* [Requirement]: When a line of the records contains "date", copy it.
====== Input material ======
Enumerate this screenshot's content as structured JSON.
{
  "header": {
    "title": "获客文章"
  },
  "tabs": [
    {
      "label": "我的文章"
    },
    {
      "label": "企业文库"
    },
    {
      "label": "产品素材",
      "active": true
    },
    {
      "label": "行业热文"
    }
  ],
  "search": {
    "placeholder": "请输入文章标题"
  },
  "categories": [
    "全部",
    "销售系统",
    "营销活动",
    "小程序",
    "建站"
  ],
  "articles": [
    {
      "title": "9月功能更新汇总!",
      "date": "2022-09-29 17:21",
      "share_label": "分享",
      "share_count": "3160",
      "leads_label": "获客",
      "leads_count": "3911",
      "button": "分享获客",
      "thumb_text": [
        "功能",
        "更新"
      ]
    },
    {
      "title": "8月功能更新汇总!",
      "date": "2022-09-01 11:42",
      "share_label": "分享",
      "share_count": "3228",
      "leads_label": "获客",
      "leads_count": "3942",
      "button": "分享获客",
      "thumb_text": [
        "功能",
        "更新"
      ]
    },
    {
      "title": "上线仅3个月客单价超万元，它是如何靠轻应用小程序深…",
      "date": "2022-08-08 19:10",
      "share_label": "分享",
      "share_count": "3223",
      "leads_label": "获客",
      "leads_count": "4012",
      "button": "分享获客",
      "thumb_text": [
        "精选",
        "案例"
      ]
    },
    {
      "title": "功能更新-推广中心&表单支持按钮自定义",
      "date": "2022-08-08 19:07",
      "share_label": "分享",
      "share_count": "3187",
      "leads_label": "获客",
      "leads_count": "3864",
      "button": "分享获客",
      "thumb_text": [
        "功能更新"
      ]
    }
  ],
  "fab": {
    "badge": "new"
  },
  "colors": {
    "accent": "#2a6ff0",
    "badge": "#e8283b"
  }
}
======
* [Result of the task]:
      "date": "2022-09-29 17:21",
      "date": "2022-09-01 11:42",
      "date": "2022-08-08 19:10",
      "date": "2022-08-08 19:07",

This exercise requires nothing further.